The family traveled to the Spine and Scoliosis Center at Nemours/Alfred I. duPont Hospital for Children in Wilmington, Del., for a second opinion with Suken Shah, MD, a pediatric orthopedic surgeon and spine specialist. Dr. Shah confirmed the original diagnosis and measured a 32-degree curve in James’ upper back and 19-degree curve in his lower back.
Although bracing was recommended as the best option to halt the scoliosis, James’ parents were skeptical. Their daughter had worn a Boston brace without success and, ultimately, had to have spinal fusion surgery to correct her curve. Dr. Shah explained that James would wear a ventilated, custom-fitted Wilmington brace, developed by Nemours’ orthopedic researchers, that could stop further curve progression and prevent surgery through a combination of external forces. The success or failure of halting his curve would be entirely dependent on the amount of time James wore his brace.

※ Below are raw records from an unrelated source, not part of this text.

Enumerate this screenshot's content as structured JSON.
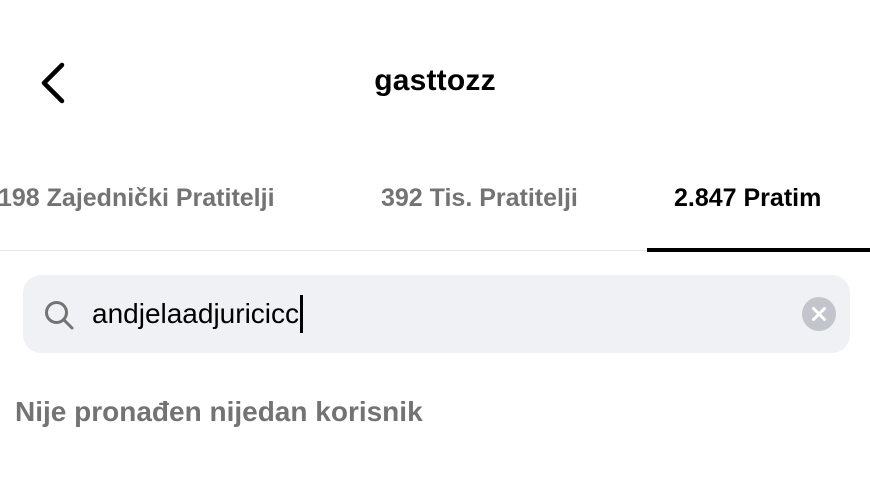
{
  "header": {
    "title": "gasttozz",
    "back_icon": "chevron-left-icon"
  },
  "tabs": [
    {
      "label": "198 Zajednički Pratitelji",
      "active": false
    },
    {
      "label": "392 Tis. Pratitelji",
      "active": false
    },
    {
      "label": "2.847 Pratim",
      "active": true
    }
  ],
  "search": {
    "value": "andjelaadjuricicc",
    "icon": "search-icon",
    "clear_icon": "clear-icon"
  },
  "results": {
    "empty_message": "Nije pronađen nijedan korisnik"
  },
  "colors": {
    "text_primary": "#000000",
    "text_secondary": "#737373",
    "search_background": "#eff1f5",
    "clear_button": "#c2c5cb"
  }
}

And wear the brace he did. James was absolutely committed to wearing his brace — from the age of 8, when he was diagnosed with scoliosis, until he was 16.5. He wore it under loose-fitting clothes everyday to school, would take it off for sports or after-school activities, and then wore his brace to bed every night, averaging 18 hours a day for 8.5 years.